--- START ---

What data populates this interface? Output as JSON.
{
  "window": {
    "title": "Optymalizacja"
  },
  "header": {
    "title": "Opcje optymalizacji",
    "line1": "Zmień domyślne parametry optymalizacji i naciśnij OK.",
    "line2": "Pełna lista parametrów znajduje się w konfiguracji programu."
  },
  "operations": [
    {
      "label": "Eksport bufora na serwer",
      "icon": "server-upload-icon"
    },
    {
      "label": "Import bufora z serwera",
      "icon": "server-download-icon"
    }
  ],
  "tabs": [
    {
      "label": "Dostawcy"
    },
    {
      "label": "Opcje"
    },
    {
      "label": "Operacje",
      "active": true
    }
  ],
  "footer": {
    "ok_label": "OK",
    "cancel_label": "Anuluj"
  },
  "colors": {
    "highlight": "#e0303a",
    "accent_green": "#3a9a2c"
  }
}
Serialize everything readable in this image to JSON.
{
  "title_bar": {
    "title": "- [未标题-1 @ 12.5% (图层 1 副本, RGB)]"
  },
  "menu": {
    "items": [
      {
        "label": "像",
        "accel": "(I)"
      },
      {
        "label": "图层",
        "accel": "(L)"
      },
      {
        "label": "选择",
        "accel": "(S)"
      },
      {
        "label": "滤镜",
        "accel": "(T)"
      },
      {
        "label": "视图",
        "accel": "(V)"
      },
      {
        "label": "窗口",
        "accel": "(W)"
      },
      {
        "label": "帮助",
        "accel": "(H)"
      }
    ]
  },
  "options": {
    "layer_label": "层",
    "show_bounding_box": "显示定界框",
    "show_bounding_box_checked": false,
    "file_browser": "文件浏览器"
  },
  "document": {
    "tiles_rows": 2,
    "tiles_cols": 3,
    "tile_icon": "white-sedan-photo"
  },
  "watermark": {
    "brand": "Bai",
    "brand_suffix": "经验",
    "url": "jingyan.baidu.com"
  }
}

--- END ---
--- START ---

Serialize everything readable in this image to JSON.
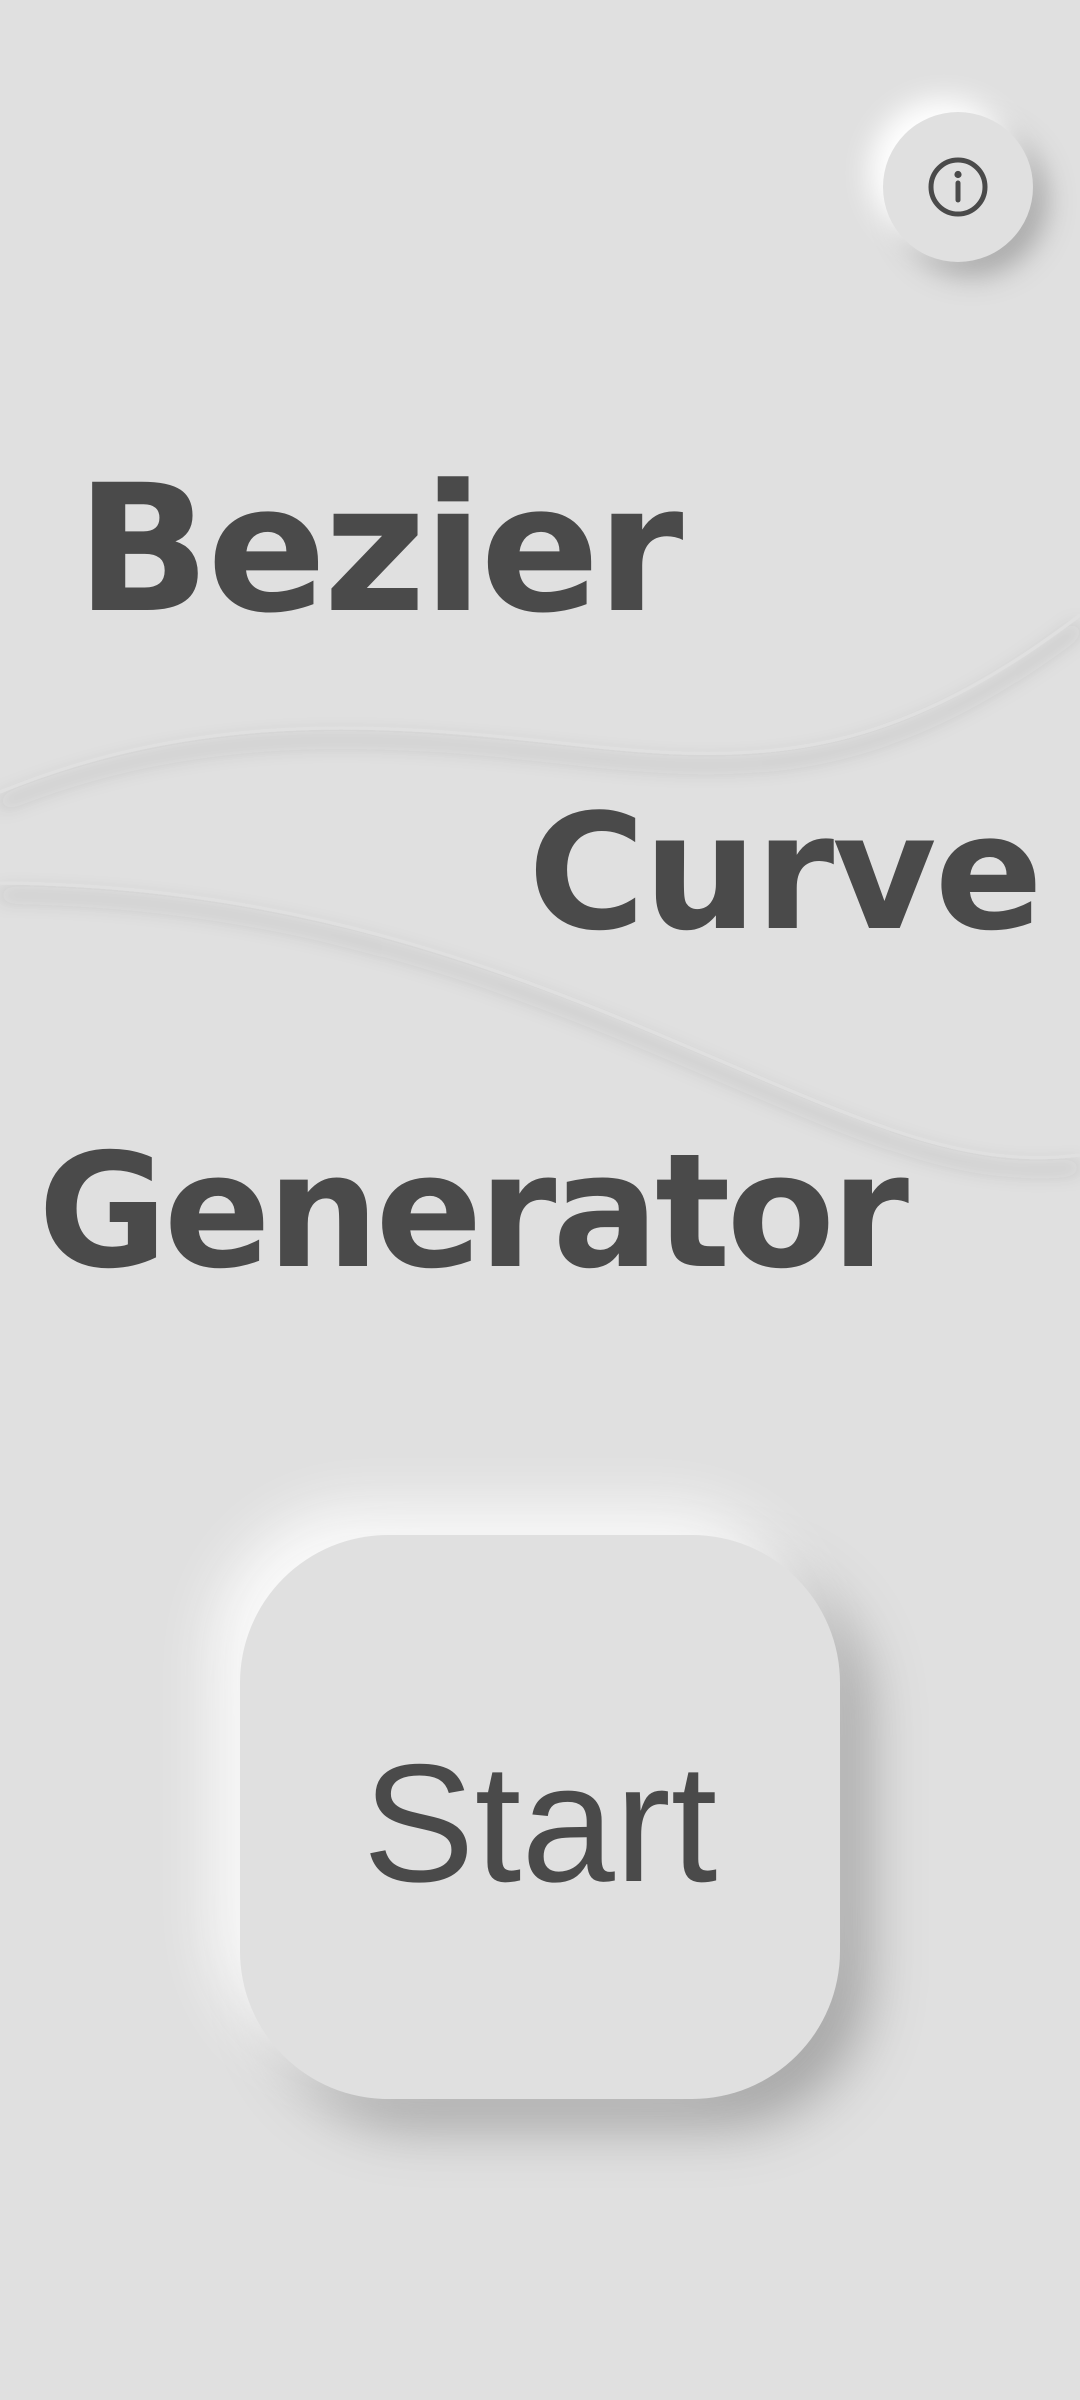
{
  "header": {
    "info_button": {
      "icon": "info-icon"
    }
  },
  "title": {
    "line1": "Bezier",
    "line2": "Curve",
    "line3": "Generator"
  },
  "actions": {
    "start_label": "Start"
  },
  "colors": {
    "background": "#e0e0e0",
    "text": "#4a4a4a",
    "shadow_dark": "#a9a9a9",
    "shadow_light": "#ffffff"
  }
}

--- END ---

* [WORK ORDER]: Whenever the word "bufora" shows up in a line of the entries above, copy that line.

* [TASK RESULT]:
      "label": "Eksport bufora na serwer",
      "label": "Import bufora z serwera",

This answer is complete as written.